On Tue, May 4, 2010 at 9:23 PM, firstname.lastname@example.org wrote:
In  I didn't see anything about higher derivatives, so to get the Hessian I still had to do a finite difference (Jacobian) on the complex_step_grad. Even then the results look pretty good.
Yes, the traditional complex step does not solve the second derivatives problem. I think there are papers that try to address that (I don't know the literature though). But I have seen a paper  that extends the notion of complex number to multi-complex numbers, and then using the algebra of those multi-complex numbers the authors obtain higher order derivatives. It lacks the convenience of the complex step (in the sense that complex numbers are already implemented), but it's something to keep in mind.
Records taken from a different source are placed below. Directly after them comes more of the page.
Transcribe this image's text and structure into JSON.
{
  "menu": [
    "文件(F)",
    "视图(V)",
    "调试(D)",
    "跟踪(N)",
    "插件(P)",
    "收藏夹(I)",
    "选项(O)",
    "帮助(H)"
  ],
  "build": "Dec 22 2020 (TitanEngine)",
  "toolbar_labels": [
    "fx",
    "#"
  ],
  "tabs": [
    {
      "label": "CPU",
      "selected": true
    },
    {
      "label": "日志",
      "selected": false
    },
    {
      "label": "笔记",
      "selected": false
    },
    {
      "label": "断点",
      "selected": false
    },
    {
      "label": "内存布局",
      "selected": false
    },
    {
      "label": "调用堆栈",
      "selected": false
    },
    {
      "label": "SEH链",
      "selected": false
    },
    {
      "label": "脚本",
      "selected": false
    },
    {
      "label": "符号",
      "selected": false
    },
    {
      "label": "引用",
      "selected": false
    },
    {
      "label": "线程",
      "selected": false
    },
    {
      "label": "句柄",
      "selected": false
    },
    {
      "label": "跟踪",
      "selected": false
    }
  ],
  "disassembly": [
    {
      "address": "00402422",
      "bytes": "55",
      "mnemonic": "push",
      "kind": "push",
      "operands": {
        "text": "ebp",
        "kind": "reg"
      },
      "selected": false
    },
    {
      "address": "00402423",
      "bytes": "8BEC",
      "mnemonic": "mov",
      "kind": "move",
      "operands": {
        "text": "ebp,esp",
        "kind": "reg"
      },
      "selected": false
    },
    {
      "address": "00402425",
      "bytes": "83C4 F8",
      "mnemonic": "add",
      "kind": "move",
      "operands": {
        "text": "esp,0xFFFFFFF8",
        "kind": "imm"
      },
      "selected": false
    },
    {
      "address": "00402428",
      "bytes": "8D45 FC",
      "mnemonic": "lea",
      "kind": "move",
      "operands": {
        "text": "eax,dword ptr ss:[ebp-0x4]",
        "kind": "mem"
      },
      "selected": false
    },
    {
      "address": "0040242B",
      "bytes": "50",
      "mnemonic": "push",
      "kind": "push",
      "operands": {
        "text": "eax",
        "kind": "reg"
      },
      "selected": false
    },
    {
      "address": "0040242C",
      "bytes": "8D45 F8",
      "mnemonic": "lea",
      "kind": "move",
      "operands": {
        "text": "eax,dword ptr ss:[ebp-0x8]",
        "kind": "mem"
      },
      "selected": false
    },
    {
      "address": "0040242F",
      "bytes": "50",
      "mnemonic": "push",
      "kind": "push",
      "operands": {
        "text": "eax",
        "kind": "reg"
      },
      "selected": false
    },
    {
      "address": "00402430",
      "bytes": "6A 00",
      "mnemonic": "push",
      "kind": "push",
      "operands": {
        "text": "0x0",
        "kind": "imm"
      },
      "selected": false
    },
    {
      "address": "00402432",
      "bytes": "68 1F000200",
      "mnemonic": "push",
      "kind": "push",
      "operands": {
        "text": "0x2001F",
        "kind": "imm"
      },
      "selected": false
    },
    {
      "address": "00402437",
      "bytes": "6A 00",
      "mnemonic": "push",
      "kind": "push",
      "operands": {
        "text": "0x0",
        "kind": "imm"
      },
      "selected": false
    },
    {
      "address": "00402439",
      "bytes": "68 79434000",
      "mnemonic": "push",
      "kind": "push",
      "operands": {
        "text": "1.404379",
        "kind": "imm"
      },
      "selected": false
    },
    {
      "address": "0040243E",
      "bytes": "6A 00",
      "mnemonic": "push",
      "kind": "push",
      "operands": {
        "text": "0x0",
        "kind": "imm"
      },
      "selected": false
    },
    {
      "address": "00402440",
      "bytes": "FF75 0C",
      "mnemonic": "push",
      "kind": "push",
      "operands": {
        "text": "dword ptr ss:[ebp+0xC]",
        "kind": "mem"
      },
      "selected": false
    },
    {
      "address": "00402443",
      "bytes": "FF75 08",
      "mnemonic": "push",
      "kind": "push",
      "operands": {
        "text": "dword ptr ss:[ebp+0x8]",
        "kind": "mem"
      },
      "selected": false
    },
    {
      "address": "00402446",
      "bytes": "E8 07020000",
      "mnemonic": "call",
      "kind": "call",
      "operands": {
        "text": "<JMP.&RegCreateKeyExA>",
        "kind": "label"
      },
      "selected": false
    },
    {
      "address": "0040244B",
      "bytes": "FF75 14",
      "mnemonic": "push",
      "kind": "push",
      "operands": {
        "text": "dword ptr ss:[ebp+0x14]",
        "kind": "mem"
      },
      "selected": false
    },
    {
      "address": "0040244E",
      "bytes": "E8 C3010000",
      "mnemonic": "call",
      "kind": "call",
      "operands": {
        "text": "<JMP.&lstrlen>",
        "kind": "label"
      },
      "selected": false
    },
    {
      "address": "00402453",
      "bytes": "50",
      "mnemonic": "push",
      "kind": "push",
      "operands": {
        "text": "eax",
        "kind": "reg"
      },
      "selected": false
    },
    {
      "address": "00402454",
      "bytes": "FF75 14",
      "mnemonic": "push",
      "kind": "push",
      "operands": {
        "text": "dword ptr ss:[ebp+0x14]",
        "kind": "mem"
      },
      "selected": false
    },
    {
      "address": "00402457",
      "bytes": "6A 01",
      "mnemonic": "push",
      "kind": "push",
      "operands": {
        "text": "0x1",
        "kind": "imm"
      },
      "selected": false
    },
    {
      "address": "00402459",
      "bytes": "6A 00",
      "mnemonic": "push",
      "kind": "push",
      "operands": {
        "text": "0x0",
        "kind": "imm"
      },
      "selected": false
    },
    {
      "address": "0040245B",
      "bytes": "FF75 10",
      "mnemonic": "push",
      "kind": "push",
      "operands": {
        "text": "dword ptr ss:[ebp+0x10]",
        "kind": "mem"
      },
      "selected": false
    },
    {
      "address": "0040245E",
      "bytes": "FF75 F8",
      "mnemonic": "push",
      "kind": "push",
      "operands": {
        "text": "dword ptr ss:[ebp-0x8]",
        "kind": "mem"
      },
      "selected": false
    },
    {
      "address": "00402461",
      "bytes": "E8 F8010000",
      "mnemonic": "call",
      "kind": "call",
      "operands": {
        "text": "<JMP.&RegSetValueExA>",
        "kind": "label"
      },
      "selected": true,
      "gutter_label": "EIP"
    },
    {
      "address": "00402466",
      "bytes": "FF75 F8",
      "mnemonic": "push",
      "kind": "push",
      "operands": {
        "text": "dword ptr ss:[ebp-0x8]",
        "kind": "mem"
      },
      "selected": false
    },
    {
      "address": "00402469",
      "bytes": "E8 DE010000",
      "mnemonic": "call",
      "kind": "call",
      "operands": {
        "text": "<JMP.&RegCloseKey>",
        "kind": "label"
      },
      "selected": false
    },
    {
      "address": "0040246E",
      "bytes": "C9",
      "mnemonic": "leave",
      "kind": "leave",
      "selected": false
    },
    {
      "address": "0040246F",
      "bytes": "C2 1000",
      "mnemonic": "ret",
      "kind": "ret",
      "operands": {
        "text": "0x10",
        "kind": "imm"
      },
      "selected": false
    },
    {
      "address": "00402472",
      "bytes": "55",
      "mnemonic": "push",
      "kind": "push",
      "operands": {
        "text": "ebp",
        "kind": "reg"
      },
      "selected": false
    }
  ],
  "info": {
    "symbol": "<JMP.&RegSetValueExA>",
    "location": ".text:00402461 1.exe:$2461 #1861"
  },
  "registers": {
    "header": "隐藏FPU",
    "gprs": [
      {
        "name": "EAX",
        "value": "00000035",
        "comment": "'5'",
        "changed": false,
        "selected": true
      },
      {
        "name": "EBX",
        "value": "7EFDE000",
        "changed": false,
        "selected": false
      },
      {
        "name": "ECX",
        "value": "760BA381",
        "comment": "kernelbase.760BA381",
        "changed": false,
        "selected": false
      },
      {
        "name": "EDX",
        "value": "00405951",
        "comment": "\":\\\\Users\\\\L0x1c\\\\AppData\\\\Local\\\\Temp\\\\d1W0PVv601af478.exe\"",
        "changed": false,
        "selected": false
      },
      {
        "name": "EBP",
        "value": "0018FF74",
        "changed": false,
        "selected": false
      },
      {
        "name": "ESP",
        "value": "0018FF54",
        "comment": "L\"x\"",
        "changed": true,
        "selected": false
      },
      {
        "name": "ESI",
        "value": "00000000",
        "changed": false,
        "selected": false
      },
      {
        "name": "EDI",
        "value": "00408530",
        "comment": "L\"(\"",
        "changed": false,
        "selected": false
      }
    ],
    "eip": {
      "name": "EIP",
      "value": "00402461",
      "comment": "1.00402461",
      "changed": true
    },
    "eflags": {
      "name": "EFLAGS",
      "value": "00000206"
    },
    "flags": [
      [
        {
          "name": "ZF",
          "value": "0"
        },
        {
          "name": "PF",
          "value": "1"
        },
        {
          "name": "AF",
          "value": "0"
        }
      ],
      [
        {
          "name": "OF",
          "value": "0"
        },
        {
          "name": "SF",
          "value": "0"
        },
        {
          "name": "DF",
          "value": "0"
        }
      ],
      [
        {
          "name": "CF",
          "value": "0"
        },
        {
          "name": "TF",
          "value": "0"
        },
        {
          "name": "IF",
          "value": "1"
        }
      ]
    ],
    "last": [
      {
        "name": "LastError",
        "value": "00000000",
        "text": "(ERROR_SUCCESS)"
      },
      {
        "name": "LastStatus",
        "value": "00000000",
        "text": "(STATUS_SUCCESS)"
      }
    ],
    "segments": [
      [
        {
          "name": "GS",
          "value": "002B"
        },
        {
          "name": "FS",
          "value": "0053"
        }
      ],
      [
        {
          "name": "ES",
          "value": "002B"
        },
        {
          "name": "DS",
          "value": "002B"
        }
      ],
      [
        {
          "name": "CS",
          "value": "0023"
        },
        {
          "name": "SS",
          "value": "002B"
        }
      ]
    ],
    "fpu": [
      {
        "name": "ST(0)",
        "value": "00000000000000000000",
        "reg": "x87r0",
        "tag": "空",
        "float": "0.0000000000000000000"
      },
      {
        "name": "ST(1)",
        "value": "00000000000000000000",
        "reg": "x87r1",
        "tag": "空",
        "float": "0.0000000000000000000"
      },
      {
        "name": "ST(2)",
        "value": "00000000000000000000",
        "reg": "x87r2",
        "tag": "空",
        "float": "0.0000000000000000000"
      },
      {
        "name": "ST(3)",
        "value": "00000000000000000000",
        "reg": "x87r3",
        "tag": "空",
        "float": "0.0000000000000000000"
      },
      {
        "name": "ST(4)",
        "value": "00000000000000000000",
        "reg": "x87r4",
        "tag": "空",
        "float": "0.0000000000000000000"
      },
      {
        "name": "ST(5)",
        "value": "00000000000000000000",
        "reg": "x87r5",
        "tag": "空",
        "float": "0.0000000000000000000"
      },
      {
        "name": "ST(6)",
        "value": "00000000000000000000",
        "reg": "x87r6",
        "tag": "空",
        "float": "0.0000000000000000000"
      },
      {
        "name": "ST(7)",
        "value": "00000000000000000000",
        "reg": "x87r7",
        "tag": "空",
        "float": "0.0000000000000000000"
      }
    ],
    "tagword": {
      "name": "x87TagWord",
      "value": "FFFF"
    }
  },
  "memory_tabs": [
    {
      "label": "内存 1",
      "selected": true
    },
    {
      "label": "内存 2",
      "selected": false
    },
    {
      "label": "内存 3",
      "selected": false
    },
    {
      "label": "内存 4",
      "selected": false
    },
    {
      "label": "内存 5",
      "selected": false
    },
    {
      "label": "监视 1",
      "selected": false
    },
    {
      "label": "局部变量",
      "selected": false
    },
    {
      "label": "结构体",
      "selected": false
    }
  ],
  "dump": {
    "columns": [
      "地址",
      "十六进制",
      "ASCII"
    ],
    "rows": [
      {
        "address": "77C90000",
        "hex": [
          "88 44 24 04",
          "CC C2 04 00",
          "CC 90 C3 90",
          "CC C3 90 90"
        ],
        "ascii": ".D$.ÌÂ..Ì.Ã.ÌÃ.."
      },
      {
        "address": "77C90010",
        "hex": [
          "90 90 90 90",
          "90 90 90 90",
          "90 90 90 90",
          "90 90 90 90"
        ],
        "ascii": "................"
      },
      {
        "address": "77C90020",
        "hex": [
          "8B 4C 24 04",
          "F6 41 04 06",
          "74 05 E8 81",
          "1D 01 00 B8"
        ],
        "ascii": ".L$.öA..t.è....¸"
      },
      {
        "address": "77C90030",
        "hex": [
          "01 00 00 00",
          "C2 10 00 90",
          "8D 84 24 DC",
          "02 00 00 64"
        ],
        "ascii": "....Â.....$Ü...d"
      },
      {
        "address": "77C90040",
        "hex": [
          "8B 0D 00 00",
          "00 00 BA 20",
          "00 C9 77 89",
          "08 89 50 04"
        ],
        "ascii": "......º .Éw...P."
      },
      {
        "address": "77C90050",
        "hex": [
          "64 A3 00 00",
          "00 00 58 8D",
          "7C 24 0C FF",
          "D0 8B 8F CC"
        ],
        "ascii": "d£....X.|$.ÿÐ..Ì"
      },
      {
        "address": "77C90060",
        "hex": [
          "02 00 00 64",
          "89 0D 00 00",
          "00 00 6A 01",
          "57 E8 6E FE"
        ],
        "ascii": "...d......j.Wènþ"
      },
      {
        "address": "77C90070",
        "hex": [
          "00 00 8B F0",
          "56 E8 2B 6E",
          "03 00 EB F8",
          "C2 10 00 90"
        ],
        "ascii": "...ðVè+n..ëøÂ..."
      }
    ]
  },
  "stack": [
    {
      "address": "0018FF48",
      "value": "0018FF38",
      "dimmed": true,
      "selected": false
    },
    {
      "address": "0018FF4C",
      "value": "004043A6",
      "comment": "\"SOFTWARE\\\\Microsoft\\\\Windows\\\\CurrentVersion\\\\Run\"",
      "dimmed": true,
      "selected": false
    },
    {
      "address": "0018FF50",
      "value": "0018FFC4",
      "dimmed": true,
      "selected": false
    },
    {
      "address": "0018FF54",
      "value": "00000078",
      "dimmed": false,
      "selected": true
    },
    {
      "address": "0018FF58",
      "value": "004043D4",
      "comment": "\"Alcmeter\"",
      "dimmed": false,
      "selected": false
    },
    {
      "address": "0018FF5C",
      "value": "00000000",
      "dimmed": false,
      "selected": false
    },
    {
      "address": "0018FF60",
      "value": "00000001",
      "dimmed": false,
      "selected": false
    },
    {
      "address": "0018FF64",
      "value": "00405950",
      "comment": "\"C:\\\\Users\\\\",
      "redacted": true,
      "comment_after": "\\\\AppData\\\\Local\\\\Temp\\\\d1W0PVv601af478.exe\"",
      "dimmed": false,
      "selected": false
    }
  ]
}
But if we were to go that way (defining new numbers), maybe (I'm no expert in this area, some of the proponents of AD via dual numbers say it would be a better idea) it would be better to define dual numbers. They are like complex numbers, but their "imaginary component" (I don't think it's called that) d has the property that d^2 = 0. Using these numbers, one can obtain first and higher order derivatives "automatically"  (forward mode only, see refs.)
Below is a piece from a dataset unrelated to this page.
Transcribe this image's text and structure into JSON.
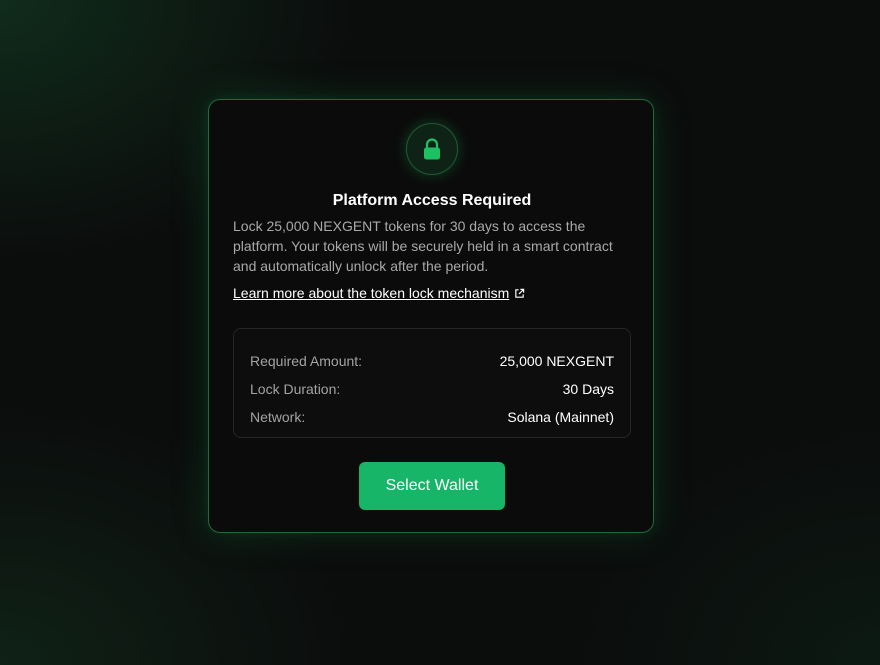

 http://en.wikipedia.org/wiki/Automatic_differentiation#Automatic_differentia...  http://conal.net/papers/beautiful-differentiation/ (recent paper with references, related blog posts and video of a talk)
There is a group of people in the Haskell community  that are working on Automatic Differentiation via dual numbers (that gives you the "forward mode" only, see refs.). It looks really interesting. I saw somewhere that one could write external modules in Haskell for Python...
 http://www.haskell.org/haskellwiki/Automatic_Differentiation  http://hackage.haskell.org/packages/archive/fad/1.0/doc/html/Numeric-FAD.htm...
Just throwing ideas out there. I found it really neat, and potentially very useful. Now, as for the reverse mode of AD, there seems to be no shortcut, and it would be really nice, as it seems that the computational complexity of the reverse mode is lower than the forward mode. There are libraries, like TAPENADE  and ADIFOR  that do it, though. They do it by source code transformation. The TAPENADE tool even accepts C or Fortran code via the web and returns a differentiated code (worth playing with). Really neat.
 http://www-sop.inria.fr/tropics/  http://www.mcs.anl.gov/research/projects/adifor
Ok, now all we need is easy access to these tools from Python, and we are set! :)